Audio Encoding Project: On Genre Description

First, a status update on the project. At this point, I have lost track of exactly how many discs I have encoded. This is probably because the ripping environment has been working virtually flawlessly since I finished troubleshooting, but, a rough estimate puts me at around 200-250 discs encoded. Now, to move on to an issue that has been in the back of my mind for a while: genre description.

Specifically, I am finding myself increasingly annoyed by the lack of depth in genre description allowed in ID3-type metadata. To expound: most digital audio formats support some sort of embedded metadata, one of the most common being the ID3 tag block used by MP3s and FLAC. The ID3 specification allows for a single field to describe the genre of the object. Since the ID3 tag is embedded within each unitary object, this allows for record-level description. Unfortunately, I have been encoding a disc at a time and the software I am using only allows descriptive metadata to be defined at the disc level, which is then copied into each file upon encoding. This is fine for fields such as album name, release year, or artist, but is quite frustrating for its tendency to stereotype artists or releases as a whole. To make things worse, the centralized database of CD information, FreeDB, limits the genre field to a choice of among only 11 -- and not a single one of them represents any type of electronic music. For a collection such as mine that is dominated by electronic and abstract styles, this limitation is unacceptable. Fortunately, I can override the FreeDB defaults for purposes of encoding.

Determining the most appropriate descriptive term for the genre of an object is a problem that is not at all new to descriptive cataloging. Any object can have different semantic uses and/or meanings depending upon the attitude and understanding of the describer and the user. Furthermore, using a pre-coordinate description precludes the notion that new understandings or uses for the content (hence, new genre descriptions) could become apparent at a later time. As a result, I have been selecting the most specific possible genre term that can help identify the musical genre within a fairly broad tolerance, avoiding overly obscure or transient terms. For some works, the best term is obvious, but compendiums of music with very little in common among songs or artists or eclectic compositions confound any attempt at detailed description without record-level control.

So, a combination of technological limitations and the theoretical limitations of description have conspired to limit the genre choices I may make while encoding. I can overcome the record level constraint by going back through my encoded collection with an ID3 tagger, but I am still limited to one, single term. This may suffice on some general level, but is highly unsatisfactory to me personally, and this is why…

Envision, if you will, a media player or other system that provides access to my corpus of encoded music. The system in question could access by artist, title or year with high recall. But, imagine that I want to use this system to generate playlists on-the-fly based on various content semantics, the content being the music itself. The single-term genre field will yield high recall for many types of music, but recall suffers for types of music that cross genres or are equally applicable to several at a time. For example, much of my music could be termed “ambient,” implying slow to no beats or rhythm and a generally softer or quieter composition. Some ambient tracks, however, lend themselves well to a more traditionally industrial genres, or downtempo/chill, or experimental – all of which are genres that can stand in their own right apart from ambient. If we were to visualize this graphically, imagine a Venn diagram with all of these genres overlapping with ambient (and in some cases, a bit with each other). A single term is unable to capture this depth, thus, the recall of automatically generated playlists is limited.

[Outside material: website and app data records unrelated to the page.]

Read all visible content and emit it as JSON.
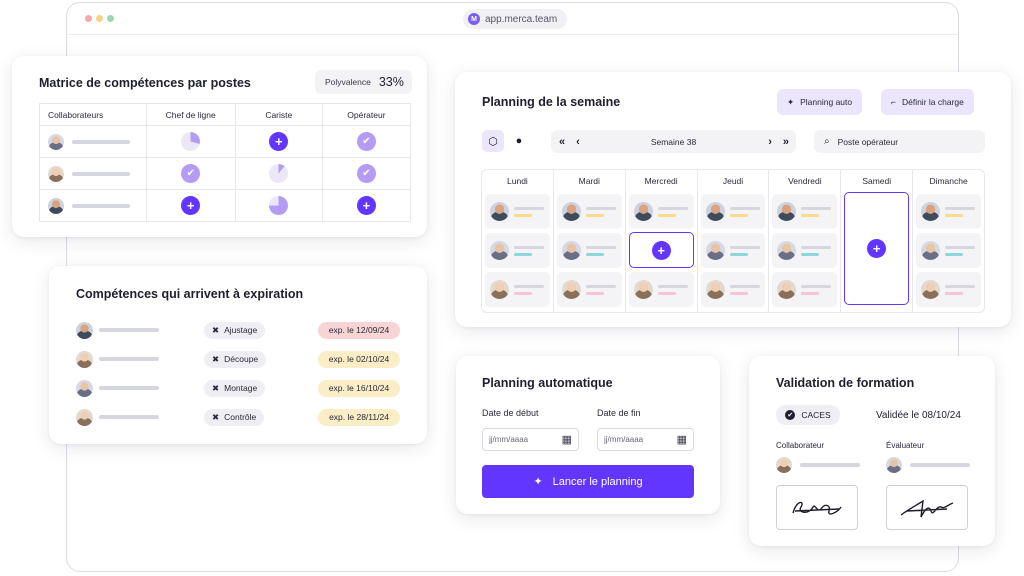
{
  "browser": {
    "url": "app.merca.team",
    "logo_letter": "M",
    "dot_colors": [
      "#f6a6a6",
      "#f6d28a",
      "#9ad9b0"
    ]
  },
  "matrix": {
    "title": "Matrice de compétences par postes",
    "polyvalence_label": "Polyvalence",
    "polyvalence_value": "33%",
    "headers": [
      "Collaborateurs",
      "Chef de ligne",
      "Cariste",
      "Opérateur"
    ],
    "rows": [
      {
        "cells": [
          "pie-quarter",
          "plus",
          "check"
        ]
      },
      {
        "cells": [
          "check",
          "pie-tenth",
          "check"
        ]
      },
      {
        "cells": [
          "plus",
          "pie-threequarter",
          "plus"
        ]
      }
    ]
  },
  "expiration": {
    "title": "Compétences qui arrivent à expiration",
    "rows": [
      {
        "skill": "Ajustage",
        "expiry": "exp. le 12/09/24",
        "status_color": "#f9d4d4"
      },
      {
        "skill": "Découpe",
        "expiry": "exp. le 02/10/24",
        "status_color": "#fbedc6"
      },
      {
        "skill": "Montage",
        "expiry": "exp. le 16/10/24",
        "status_color": "#fbedc6"
      },
      {
        "skill": "Contrôle",
        "expiry": "exp. le 28/11/24",
        "status_color": "#fbedc6"
      }
    ]
  },
  "week": {
    "title": "Planning de la semaine",
    "auto_label": "Planning auto",
    "charge_label": "Définir la charge",
    "week_label": "Semaine 38",
    "search_placeholder": "Poste opérateur",
    "days": [
      "Lundi",
      "Mardi",
      "Mercredi",
      "Jeudi",
      "Vendredi",
      "Samedi",
      "Dimanche"
    ]
  },
  "auto": {
    "title": "Planning automatique",
    "start_label": "Date de début",
    "end_label": "Date de fin",
    "date_placeholder": "jj/mm/aaaa",
    "launch_label": "Lancer le planning"
  },
  "validation": {
    "title": "Validation de formation",
    "badge": "CACES",
    "validated": "Validée le 08/10/24",
    "collab_label": "Collaborateur",
    "eval_label": "Évaluateur"
  },
  "colors": {
    "accent": "#6236ff",
    "accent_soft": "#b49cf5",
    "bar_yellow": "#f7dc8c",
    "bar_teal": "#8fd6d9",
    "bar_pink": "#f6c3d8"
  }
}
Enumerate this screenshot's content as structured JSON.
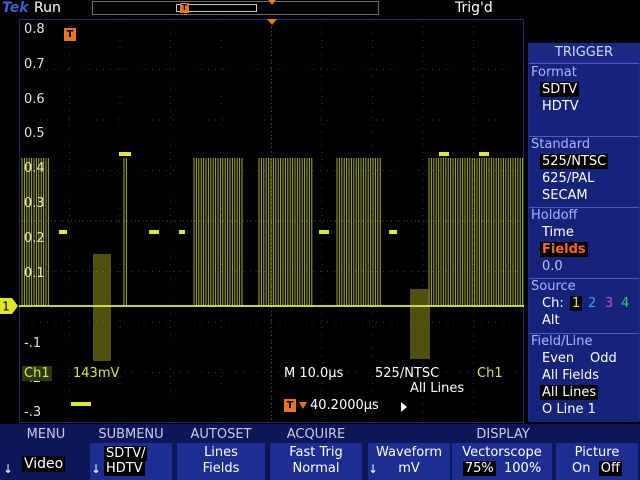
{
  "status": {
    "brand": "Tek",
    "run_state": "Run",
    "trigger_state": "Trig'd",
    "trigger_marker": "T"
  },
  "graticule": {
    "y_labels": [
      "0.8",
      "0.7",
      "0.6",
      "0.5",
      "0.4",
      "0.3",
      "0.2",
      "0.1",
      "",
      "-.1",
      "-.2",
      "-.3"
    ],
    "ground_marker": "1"
  },
  "readout": {
    "channel": "Ch1",
    "volts_per_div": "143mV",
    "time_per_div": "M 10.0µs",
    "standard": "525/NTSC",
    "source": "Ch1",
    "lines": "All Lines",
    "trigger_marker": "T",
    "delay": "40.2000µs"
  },
  "trigger_menu": {
    "title": "TRIGGER",
    "format": {
      "heading": "Format",
      "options": [
        "SDTV",
        "HDTV"
      ],
      "selected": "SDTV"
    },
    "standard": {
      "heading": "Standard",
      "options": [
        "525/NTSC",
        "625/PAL",
        "SECAM"
      ],
      "selected": "525/NTSC"
    },
    "holdoff": {
      "heading": "Holdoff",
      "options": [
        "Time",
        "Fields"
      ],
      "selected": "Fields",
      "value": "0.0"
    },
    "source": {
      "heading": "Source",
      "label": "Ch:",
      "channels": [
        "1",
        "2",
        "3",
        "4"
      ],
      "selected": "1",
      "alt": "Alt"
    },
    "field_line": {
      "heading": "Field/Line",
      "row1": [
        "Even",
        "Odd"
      ],
      "options": [
        "All Fields",
        "All Lines",
        "O Line 1"
      ],
      "selected": "All Lines"
    },
    "channel_colors": {
      "1": "#f0e62a",
      "2": "#2aa8f0",
      "3": "#c84ec8",
      "4": "#2ad070"
    }
  },
  "bottom_menu": {
    "headers": [
      "MENU",
      "SUBMENU",
      "AUTOSET",
      "ACQUIRE",
      "DISPLAY"
    ],
    "menu": "Video",
    "submenu": "SDTV/\nHDTV",
    "submenu_line1": "SDTV/",
    "submenu_line2": "HDTV",
    "autoset_line1": "Lines",
    "autoset_line2": "Fields",
    "acquire_line1": "Fast Trig",
    "acquire_line2": "Normal",
    "waveform_label": "Waveform",
    "waveform_value": "mV",
    "vectorscope_label": "Vectorscope",
    "vectorscope_options": [
      "75%",
      "100%"
    ],
    "picture_label": "Picture",
    "picture_options": [
      "On",
      "Off"
    ],
    "arrow": "↓"
  },
  "colors": {
    "trace": "#dfe82a",
    "accent_orange": "#e8761a",
    "menu_blue": "#1c2a86"
  }
}
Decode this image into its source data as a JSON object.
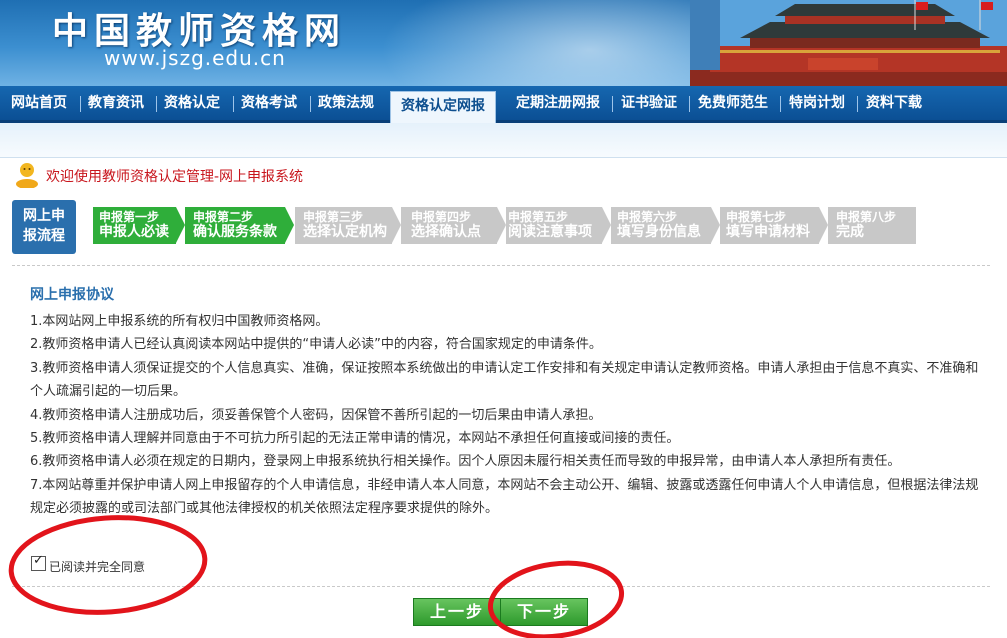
{
  "header": {
    "site_title": "中国教师资格网",
    "site_url": "www.jszg.edu.cn"
  },
  "nav": {
    "items": [
      {
        "label": "网站首页",
        "active": false
      },
      {
        "label": "教育资讯",
        "active": false
      },
      {
        "label": "资格认定",
        "active": false
      },
      {
        "label": "资格考试",
        "active": false
      },
      {
        "label": "政策法规",
        "active": false
      },
      {
        "label": "资格认定网报",
        "active": true
      },
      {
        "label": "定期注册网报",
        "active": false
      },
      {
        "label": "证书验证",
        "active": false
      },
      {
        "label": "免费师范生",
        "active": false
      },
      {
        "label": "特岗计划",
        "active": false
      },
      {
        "label": "资料下载",
        "active": false
      }
    ]
  },
  "welcome": {
    "text": "欢迎使用教师资格认定管理-网上申报系统"
  },
  "flow": {
    "label_line1": "网上申",
    "label_line2": "报流程",
    "steps": [
      {
        "line1": "申报第一步",
        "line2": "申报人必读",
        "done": true
      },
      {
        "line1": "申报第二步",
        "line2": "确认服务条款",
        "done": true
      },
      {
        "line1": "申报第三步",
        "line2": "选择认定机构",
        "done": false
      },
      {
        "line1": "申报第四步",
        "line2": "选择确认点",
        "done": false
      },
      {
        "line1": "申报第五步",
        "line2": "阅读注意事项",
        "done": false
      },
      {
        "line1": "申报第六步",
        "line2": "填写身份信息",
        "done": false
      },
      {
        "line1": "申报第七步",
        "line2": "填写申请材料",
        "done": false
      },
      {
        "line1": "申报第八步",
        "line2": "完成",
        "done": false
      }
    ]
  },
  "protocol": {
    "title": "网上申报协议",
    "clauses": [
      "1.本网站网上申报系统的所有权归中国教师资格网。",
      "2.教师资格申请人已经认真阅读本网站中提供的“申请人必读”中的内容，符合国家规定的申请条件。",
      "3.教师资格申请人须保证提交的个人信息真实、准确，保证按照本系统做出的申请认定工作安排和有关规定申请认定教师资格。申请人承担由于信息不真实、不准确和个人疏漏引起的一切后果。",
      "4.教师资格申请人注册成功后，须妥善保管个人密码，因保管不善所引起的一切后果由申请人承担。",
      "5.教师资格申请人理解并同意由于不可抗力所引起的无法正常申请的情况，本网站不承担任何直接或间接的责任。",
      "6.教师资格申请人必须在规定的日期内，登录网上申报系统执行相关操作。因个人原因未履行相关责任而导致的申报异常，由申请人本人承担所有责任。",
      "7.本网站尊重并保护申请人网上申报留存的个人申请信息，非经申请人本人同意，本网站不会主动公开、编辑、披露或透露任何申请人个人申请信息，但根据法律法规规定必须披露的或司法部门或其他法律授权的机关依照法定程序要求提供的除外。"
    ]
  },
  "agree": {
    "label": "已阅读并完全同意",
    "checked": true
  },
  "buttons": {
    "prev": "上一步",
    "next": "下一步"
  },
  "colors": {
    "nav_bg": "#0b4f94",
    "step_done": "#2fae3a",
    "step_todo": "#c8c8c8",
    "welcome_text": "#c8161d",
    "annotation": "#e2141b"
  }
}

Additionally, the genre description does little to capture two other semantic aspects of song content: tempo and (what I will refer to as) energy. Any song, no matter what genre, can be classified according to its rhythmic speed with very little disagreement among users. This additional level of description would enhance playlist generation by preventing the sudden acceleration or deceleration between tracks that is so prevalent among streaming Internet radio stations. A smooth, consistent feel can be projected across a whole playlist of between groups of songs, or algorithms could be devised to create a change in tempo across the playlist in a myriad of creative ways. One may also see a similar role for key and time signature – all three of these could be determined automatically with great accuracy during the encoding process.

Energy is a bit less definitive. What I mean by energy is a description that takes into account the emotional states that may be experienced by the listener. There is an inherent bias that is transferred by the describer, but I feel that, like the genre description, energy could be described consistently enough to be used in an advisory capacity. Genre has been used to encompass energy to some degree. For example, I have seen CDDB descriptions such as “dark techno” or “ambient industrial” that do the work of describing both the energy and technical style. Unfortunately, the result is that the genre term is devalued as ever more granular descriptions that can become lost over time as collective definitions of genre morph and change. As with tempo, energy can be used to prevent abrupt transitions in automatically generated playlists. Unlike tempo, which uses a linear scale, energy is much less definite and will require a thesaurus to determine appropriate transitions and relationships.

Regardless of the depth of description that is possible, it is clear that a single descriptive genre term is not sufficient. A simple modification to the ID3 specification could allow multiple genre terms to be stored at the record level, thus improving recall for access systems.